BE: The saxophone has remained the same just because I try to get better all the time. I’d say what the changes have been in the music, in my bands. They started as soul, funk, and hip-hop, and then went to acoustic groove, which was acoustic funk. It’s always been my own songs with that sort of style, but my own way because I’m never an expert in anybody else’s music, but I just use it as an influence. And then Soulgrass was the next step, which was Americana music blended in with jazz influence. So I’m always using different kinds of music and putting them together, coming up with something that comes from me and, hopefully, people like.

#6: What do you do besides music?

BE: I love to paint, I love to do watercolours, I spend a lot of time doing that. I love to play golf, I love to go fishing, I love to exercise.

#7: If you could change anything about the music industry, what would it be?

BE: More acceptance of musicians, who are trying to do things that are innovative.

What is innovative in your understanding?

BE: Innovative is playing the music that’s coming from an unknown source, unknown territory. Something new and fresh that maybe people haven’t heard before, but they like. I got a lot of people, who come up and tell me in my different bands, “I don’t know what your music is, but I like it”, or they say, “I don’t like jazz, but I like your music”. But we’re playing a version of jazz, we are jazz musicians. As a jazz musician, I’m playing all different kinds of music that I write, but that’s what I do. It’s the same saxophone same guy, it’s just different music that I play.

#8: If you would have a chance to collaborate with one of the persons live or dead, who would that be?

BE: Who I like to collaborate with and do some music with…. I would say, maybe, Keith Jarrett.

#9: What are you working on right now?

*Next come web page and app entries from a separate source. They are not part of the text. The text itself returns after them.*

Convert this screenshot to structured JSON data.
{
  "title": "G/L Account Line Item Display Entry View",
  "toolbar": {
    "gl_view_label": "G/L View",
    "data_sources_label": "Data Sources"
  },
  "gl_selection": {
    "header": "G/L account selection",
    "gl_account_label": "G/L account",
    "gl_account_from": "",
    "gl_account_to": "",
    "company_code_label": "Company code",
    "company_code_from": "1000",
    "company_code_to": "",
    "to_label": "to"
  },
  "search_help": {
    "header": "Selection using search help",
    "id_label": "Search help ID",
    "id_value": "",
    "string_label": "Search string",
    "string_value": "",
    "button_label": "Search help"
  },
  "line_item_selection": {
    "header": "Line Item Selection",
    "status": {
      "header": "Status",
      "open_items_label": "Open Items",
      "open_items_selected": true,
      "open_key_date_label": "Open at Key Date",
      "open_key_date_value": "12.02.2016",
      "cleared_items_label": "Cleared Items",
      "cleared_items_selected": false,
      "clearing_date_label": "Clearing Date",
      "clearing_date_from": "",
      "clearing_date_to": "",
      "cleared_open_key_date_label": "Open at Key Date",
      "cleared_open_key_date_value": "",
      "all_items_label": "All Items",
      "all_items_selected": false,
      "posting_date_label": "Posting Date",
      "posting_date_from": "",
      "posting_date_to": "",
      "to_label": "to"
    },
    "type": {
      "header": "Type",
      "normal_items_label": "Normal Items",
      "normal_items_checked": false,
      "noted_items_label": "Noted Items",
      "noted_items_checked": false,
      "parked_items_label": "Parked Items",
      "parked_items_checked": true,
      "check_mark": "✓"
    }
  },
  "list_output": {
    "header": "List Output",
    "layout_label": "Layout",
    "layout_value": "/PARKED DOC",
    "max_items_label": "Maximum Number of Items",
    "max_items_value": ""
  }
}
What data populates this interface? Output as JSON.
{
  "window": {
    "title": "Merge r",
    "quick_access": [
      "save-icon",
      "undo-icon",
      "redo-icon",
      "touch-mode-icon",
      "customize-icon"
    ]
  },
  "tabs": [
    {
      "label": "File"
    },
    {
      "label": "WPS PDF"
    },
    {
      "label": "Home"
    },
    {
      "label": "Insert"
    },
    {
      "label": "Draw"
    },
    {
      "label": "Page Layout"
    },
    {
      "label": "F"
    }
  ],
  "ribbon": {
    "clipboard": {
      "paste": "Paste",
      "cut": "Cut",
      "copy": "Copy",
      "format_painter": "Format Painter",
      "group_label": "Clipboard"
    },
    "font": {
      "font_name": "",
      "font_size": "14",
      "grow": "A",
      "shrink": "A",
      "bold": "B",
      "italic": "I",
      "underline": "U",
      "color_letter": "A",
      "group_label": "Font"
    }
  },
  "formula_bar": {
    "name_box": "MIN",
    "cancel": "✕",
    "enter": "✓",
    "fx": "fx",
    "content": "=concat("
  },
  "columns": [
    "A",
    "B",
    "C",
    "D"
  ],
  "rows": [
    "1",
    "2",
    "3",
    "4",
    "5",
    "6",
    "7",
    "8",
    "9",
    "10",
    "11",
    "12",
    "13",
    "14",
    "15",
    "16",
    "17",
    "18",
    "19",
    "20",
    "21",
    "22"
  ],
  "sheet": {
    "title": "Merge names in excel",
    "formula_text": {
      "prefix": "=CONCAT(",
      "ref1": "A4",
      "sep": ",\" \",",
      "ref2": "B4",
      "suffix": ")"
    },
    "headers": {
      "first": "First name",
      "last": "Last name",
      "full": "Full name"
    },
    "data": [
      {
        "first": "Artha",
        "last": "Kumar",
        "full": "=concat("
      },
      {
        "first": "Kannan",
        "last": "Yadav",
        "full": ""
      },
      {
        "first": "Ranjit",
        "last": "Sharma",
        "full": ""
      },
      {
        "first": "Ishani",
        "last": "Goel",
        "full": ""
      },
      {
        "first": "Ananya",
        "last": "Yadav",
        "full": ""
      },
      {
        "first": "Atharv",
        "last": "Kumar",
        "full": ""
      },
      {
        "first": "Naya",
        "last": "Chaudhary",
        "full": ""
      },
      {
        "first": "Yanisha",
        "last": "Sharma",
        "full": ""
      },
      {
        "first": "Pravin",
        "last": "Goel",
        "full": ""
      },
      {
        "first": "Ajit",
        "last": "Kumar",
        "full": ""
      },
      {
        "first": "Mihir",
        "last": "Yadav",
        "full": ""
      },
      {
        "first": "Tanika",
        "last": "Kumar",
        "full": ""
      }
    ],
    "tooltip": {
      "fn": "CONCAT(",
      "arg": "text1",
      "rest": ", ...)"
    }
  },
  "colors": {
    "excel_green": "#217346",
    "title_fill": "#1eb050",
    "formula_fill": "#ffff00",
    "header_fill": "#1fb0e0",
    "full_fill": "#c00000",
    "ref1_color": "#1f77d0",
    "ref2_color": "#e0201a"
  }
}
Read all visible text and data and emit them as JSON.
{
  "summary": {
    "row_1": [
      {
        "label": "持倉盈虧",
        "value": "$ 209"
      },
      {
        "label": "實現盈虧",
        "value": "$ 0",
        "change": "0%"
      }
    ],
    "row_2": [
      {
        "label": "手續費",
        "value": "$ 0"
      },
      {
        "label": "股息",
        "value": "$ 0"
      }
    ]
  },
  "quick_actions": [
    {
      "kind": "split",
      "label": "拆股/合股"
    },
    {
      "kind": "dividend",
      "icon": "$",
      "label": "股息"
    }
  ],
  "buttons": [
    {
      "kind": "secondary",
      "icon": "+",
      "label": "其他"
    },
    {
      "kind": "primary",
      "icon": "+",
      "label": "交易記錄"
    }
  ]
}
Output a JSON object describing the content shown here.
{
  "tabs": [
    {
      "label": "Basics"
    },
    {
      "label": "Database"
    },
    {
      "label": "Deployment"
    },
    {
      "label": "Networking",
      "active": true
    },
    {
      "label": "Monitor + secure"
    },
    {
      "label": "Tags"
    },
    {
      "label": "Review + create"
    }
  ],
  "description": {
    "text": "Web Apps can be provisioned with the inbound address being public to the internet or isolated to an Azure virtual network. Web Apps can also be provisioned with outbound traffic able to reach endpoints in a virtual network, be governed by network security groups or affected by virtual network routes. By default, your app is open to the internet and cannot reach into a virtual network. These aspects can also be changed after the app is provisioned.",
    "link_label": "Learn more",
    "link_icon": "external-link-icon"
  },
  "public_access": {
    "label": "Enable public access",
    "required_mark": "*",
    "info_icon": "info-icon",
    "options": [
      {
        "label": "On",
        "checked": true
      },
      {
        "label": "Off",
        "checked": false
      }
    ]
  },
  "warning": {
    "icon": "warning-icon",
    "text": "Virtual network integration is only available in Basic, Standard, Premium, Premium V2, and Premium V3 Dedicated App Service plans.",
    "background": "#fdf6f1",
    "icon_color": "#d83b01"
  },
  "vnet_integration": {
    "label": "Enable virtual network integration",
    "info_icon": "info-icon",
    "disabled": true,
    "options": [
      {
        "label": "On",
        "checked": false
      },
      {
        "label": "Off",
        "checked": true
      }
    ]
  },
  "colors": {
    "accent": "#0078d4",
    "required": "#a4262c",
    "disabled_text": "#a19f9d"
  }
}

BE: I’m working on a new band that I call this “Bill Evans and the spy killers”. It’s a crazy name! We just did a live record in Australia that’s coming out next week. It’s got a young piano player, named Simon Auslander, a phenomenal player 20 years old, Wolfgang Hoffner is the drummer, and Gary Granger as a basement. That’s what’s happening right now. It’s organ, saxophone, and I also play piano and sing. It’s kind of a fresh new sound, sort of groove funky different. That’s what I’m doing right now.

#10: What musical guilty pleasure do you have? What are you listening, which is unexpected to the music that you make?

BE: I would say maybe the Dave Matthews Band, it’s a rock band. Or there’s a band called Umphrey’s McGee, which is an instrumental Vocal Band in the States, completely different in jazz. I listen to pop music all the time. I listen to R&B singers, soul singers, a lot of rock singers. I did a record two years ago, called “Rise above”, and I used a different singer in each song. Guys like Gregg Allman from The Allman Brothers, he passed away recently, maybe names you don’t know, Warren Haynes, Anders Osborne JJ Grey, great rock singers, soul rock singers. And we wrote a song together, each one of us and put a record. I like guys like that.